- [What the task asks] Show every line from the entries that follow which holds the word "time".

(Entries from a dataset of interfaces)
▽
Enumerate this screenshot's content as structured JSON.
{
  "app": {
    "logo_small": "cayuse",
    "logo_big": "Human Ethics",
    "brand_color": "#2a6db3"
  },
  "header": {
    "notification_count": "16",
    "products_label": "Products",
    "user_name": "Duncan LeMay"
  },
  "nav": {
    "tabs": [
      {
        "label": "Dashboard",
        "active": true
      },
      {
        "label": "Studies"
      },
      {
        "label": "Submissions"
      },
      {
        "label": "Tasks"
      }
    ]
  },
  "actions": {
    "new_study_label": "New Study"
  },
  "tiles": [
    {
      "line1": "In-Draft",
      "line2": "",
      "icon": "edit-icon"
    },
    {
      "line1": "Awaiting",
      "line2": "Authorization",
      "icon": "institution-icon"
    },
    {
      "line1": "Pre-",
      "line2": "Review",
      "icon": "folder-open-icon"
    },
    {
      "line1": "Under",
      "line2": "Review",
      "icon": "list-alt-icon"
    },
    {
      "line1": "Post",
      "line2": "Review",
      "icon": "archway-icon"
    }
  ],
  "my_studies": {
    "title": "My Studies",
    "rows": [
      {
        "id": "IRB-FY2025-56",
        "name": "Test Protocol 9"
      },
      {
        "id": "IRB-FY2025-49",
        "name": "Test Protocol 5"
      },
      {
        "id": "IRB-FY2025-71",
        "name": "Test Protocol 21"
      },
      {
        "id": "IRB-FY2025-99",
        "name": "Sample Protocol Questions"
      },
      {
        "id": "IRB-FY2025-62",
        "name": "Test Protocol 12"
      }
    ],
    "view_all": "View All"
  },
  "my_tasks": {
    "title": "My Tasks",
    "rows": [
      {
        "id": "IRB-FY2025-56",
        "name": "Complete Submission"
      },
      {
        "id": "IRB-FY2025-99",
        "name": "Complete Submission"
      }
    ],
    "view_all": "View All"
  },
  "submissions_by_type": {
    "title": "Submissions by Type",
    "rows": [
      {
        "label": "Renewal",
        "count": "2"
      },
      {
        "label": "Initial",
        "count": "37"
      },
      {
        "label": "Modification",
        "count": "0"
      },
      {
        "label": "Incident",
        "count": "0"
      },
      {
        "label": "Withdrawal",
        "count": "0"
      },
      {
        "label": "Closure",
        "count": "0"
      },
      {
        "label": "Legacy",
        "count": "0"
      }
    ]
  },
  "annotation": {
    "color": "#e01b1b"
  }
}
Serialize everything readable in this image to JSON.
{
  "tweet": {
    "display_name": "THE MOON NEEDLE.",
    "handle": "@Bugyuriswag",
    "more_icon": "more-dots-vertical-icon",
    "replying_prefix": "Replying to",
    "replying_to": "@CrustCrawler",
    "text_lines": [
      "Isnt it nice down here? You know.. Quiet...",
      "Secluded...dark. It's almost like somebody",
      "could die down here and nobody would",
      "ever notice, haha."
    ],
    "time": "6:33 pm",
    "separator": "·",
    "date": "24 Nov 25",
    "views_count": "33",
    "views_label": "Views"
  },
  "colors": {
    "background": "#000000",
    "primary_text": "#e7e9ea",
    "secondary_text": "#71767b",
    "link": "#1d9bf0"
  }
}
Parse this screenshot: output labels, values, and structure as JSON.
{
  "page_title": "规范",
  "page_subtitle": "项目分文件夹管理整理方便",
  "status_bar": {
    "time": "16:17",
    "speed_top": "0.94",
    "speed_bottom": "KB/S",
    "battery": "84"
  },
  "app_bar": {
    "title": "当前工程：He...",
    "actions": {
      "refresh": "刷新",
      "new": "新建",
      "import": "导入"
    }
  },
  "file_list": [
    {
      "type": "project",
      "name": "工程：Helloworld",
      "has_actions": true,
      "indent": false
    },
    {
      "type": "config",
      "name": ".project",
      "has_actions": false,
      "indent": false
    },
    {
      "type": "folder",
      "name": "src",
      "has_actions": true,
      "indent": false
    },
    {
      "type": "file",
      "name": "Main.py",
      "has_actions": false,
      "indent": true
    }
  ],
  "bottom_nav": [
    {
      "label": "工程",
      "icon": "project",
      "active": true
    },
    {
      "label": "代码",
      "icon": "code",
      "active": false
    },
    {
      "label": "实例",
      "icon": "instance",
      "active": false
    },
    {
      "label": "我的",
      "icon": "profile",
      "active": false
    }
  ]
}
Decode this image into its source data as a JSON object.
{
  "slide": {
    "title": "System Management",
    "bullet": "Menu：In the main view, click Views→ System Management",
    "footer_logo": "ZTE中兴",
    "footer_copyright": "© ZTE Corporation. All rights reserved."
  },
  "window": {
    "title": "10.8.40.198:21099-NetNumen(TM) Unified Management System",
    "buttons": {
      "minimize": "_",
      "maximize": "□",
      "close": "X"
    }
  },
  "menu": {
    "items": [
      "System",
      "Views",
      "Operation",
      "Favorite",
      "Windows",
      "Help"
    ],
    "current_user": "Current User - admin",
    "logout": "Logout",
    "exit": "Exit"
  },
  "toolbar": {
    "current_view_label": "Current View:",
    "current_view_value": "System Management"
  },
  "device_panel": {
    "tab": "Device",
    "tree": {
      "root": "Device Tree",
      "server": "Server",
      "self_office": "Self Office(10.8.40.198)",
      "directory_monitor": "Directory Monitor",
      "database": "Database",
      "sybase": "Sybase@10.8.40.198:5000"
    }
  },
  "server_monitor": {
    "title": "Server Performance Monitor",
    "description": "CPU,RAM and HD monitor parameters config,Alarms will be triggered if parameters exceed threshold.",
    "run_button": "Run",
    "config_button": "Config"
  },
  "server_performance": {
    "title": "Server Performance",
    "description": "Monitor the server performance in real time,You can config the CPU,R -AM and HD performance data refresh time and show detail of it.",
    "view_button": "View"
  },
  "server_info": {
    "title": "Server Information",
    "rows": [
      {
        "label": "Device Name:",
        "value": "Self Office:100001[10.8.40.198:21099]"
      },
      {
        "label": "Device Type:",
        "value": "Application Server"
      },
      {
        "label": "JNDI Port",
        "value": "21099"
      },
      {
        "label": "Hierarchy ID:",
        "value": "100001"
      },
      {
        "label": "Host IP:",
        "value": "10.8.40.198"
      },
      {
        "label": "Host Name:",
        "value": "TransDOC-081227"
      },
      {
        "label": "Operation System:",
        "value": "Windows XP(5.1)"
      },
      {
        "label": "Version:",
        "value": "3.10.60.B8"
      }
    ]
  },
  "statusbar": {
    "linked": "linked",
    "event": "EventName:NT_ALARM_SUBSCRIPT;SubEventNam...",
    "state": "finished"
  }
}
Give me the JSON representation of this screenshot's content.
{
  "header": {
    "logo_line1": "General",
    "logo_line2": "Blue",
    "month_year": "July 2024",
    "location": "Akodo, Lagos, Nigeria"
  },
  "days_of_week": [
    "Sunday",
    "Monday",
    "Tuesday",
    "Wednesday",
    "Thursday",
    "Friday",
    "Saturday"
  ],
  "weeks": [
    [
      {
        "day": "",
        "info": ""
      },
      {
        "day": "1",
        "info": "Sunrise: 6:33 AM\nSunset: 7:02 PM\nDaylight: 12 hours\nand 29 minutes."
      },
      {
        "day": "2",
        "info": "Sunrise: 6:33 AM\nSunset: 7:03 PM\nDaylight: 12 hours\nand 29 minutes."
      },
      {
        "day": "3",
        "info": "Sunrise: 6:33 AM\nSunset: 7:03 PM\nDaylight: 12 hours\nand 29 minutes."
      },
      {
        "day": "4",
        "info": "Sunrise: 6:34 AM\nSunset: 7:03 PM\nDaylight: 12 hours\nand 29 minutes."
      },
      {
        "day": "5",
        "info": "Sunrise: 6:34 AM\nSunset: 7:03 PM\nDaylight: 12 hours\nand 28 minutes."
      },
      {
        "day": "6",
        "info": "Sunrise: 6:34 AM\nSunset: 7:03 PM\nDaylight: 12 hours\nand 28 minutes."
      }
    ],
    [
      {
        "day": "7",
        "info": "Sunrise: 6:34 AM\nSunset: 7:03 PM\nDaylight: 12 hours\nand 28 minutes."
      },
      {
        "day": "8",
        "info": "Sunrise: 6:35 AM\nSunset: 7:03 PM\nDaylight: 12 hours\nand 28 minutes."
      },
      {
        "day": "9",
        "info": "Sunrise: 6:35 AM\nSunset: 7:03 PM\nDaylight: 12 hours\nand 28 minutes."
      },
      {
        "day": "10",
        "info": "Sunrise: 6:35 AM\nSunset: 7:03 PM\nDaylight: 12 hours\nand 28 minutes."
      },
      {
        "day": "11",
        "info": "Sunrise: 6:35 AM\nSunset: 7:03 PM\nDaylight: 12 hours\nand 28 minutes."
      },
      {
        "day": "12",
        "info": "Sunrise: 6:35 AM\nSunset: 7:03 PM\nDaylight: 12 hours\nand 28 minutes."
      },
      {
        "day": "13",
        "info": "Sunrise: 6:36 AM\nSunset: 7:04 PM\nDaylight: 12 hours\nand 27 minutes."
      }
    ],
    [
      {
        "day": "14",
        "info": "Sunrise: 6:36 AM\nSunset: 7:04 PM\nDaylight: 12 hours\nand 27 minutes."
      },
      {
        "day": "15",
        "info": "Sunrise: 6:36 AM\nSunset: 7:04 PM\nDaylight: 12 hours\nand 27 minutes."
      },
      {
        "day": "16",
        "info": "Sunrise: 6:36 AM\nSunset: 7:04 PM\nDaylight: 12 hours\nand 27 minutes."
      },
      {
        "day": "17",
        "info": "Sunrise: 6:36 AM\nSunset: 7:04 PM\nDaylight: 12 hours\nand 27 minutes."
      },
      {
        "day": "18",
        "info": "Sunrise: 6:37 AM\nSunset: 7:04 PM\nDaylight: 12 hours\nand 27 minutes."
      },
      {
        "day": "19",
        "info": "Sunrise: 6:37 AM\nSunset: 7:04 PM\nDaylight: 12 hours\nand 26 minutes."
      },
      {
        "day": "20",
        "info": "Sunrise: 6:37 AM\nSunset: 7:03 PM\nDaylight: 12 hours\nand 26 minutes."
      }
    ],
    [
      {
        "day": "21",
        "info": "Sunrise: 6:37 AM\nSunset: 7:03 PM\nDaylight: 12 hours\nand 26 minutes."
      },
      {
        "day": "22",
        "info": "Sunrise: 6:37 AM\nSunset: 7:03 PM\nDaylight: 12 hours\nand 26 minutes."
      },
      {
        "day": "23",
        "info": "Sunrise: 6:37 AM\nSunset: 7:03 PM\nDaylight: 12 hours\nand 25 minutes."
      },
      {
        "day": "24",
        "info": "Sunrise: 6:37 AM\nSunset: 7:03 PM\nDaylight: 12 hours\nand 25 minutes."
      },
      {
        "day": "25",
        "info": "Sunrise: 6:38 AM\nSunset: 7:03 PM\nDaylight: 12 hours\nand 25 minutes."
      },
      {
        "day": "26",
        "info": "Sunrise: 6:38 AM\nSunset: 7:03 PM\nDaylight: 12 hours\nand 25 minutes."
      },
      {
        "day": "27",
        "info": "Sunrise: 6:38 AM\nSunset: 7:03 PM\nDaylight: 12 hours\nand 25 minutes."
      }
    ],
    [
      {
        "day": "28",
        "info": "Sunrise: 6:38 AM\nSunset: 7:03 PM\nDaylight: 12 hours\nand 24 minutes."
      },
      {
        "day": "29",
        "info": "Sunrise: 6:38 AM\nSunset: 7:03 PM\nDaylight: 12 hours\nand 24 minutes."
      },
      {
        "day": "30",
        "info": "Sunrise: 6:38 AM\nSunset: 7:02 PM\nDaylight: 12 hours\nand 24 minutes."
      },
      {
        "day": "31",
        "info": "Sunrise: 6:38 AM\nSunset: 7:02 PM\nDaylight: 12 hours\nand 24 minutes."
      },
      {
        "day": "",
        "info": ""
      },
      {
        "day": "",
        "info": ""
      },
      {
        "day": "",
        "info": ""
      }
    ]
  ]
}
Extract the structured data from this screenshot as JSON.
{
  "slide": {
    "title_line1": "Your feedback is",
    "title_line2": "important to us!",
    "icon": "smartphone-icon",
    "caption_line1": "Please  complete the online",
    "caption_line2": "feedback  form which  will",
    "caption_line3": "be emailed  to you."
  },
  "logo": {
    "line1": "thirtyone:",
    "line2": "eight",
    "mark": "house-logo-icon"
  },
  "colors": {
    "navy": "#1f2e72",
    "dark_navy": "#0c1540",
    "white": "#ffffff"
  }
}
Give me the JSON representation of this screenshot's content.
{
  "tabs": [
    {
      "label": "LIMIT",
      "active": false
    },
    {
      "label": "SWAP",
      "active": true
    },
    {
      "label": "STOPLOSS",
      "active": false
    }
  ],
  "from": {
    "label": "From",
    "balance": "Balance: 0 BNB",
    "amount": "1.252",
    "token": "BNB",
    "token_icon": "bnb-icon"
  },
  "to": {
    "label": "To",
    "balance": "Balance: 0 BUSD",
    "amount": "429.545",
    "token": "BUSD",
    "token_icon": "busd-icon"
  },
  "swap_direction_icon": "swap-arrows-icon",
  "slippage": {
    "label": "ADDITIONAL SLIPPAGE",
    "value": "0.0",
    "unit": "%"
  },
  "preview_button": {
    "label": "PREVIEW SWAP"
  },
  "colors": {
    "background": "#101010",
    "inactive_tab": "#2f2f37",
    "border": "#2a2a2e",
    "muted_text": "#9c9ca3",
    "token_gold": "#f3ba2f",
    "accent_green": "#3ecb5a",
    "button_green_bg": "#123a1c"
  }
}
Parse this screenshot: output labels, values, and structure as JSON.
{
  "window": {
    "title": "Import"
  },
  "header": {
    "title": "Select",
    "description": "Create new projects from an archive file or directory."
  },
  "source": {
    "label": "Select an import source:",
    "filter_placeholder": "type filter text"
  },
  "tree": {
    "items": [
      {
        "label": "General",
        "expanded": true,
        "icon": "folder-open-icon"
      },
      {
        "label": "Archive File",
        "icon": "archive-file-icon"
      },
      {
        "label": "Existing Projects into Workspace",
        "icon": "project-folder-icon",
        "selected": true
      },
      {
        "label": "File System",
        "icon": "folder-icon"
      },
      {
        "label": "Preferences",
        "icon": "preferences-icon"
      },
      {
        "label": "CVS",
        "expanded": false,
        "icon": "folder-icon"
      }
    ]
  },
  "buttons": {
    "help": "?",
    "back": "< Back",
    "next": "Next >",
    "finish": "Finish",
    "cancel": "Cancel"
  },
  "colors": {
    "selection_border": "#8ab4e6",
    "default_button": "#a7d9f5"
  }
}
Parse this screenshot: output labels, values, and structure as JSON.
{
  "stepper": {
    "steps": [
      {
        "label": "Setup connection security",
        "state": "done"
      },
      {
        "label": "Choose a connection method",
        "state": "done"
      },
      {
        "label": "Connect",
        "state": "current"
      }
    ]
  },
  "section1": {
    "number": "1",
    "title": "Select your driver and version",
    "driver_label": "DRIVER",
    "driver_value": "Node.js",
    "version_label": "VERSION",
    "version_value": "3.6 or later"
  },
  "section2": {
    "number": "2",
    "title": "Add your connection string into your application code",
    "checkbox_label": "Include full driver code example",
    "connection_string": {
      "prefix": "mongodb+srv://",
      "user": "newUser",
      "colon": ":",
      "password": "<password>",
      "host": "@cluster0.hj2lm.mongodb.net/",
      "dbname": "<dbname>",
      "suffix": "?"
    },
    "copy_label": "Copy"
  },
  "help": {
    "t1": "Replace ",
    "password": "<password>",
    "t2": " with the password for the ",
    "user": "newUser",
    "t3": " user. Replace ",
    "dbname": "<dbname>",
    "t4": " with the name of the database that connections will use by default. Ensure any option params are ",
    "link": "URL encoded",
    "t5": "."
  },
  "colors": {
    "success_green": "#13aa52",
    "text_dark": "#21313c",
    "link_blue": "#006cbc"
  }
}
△
- [Output for this exercise]
    "time": "6:33 pm",
    "time": "16:17",
    "description": "Monitor the server performance in real time,You can config the CPU,R -AM and HD performance data refresh time and show detail of it.",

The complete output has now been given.